How many lines of the data include the string "will"? State that number alone.

---------- Data extracts ----------

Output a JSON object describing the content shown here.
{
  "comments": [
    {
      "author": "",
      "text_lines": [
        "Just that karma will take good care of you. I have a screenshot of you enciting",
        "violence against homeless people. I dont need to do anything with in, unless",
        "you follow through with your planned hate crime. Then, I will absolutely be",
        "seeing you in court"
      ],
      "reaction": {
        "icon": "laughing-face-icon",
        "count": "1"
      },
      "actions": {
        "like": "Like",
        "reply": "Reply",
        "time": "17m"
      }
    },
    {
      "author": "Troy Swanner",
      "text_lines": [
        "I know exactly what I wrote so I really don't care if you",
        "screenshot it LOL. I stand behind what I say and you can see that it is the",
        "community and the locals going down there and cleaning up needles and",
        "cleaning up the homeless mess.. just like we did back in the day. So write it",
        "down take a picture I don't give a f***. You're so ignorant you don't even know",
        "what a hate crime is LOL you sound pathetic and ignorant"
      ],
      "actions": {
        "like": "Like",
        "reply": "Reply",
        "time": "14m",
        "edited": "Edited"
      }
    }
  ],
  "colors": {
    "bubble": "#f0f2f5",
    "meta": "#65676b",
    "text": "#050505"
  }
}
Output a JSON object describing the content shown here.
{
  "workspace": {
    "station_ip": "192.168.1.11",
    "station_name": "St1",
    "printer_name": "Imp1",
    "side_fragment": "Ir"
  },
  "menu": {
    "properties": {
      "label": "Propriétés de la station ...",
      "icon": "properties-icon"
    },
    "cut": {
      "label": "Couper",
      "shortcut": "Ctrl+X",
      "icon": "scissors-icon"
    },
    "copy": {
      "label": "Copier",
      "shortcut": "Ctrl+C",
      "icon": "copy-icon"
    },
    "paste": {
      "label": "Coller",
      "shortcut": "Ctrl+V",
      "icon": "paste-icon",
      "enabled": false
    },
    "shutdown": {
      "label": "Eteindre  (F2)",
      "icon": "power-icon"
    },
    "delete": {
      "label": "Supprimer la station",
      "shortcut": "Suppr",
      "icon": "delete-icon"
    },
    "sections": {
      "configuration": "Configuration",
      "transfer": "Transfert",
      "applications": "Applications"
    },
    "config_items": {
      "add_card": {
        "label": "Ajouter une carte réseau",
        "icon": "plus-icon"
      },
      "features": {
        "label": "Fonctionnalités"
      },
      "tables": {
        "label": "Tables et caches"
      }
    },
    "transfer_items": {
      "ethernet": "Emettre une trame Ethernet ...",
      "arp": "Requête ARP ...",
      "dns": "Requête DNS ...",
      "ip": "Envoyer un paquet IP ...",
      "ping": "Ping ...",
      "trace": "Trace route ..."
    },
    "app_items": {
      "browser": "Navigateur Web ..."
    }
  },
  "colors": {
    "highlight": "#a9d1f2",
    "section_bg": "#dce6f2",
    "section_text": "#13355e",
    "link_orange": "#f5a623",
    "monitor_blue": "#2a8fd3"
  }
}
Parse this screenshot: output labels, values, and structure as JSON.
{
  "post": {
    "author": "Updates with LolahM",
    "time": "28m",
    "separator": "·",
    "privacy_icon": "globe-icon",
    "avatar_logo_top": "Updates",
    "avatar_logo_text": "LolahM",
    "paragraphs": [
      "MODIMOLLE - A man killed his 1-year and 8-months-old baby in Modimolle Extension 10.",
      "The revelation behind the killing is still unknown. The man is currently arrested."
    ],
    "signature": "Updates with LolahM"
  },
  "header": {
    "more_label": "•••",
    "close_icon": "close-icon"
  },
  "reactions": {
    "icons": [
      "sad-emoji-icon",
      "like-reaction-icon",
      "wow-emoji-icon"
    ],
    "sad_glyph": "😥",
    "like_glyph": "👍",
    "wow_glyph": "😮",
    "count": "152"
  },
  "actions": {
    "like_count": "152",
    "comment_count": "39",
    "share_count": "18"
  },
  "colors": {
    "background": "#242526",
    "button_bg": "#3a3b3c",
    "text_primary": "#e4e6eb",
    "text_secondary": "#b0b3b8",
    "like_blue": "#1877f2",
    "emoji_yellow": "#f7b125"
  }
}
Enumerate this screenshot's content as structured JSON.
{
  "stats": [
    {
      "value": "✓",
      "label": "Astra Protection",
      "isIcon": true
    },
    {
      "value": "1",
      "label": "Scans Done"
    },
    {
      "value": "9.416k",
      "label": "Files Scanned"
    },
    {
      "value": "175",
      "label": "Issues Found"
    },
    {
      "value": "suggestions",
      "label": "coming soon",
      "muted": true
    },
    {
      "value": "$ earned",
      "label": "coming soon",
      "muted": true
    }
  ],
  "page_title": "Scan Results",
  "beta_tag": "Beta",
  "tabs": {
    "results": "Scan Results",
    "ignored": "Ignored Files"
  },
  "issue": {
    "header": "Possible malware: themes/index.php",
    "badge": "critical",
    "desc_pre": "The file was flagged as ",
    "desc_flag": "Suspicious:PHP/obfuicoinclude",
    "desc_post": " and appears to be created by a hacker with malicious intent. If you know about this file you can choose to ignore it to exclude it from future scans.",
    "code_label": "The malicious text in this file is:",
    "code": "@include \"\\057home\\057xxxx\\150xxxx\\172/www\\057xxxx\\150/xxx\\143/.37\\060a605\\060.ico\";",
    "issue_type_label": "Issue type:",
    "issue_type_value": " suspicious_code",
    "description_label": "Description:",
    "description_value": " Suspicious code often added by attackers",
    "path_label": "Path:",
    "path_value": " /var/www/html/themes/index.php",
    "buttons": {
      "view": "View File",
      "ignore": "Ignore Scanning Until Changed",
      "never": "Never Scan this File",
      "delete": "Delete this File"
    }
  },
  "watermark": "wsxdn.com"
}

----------

Output of the exercise
2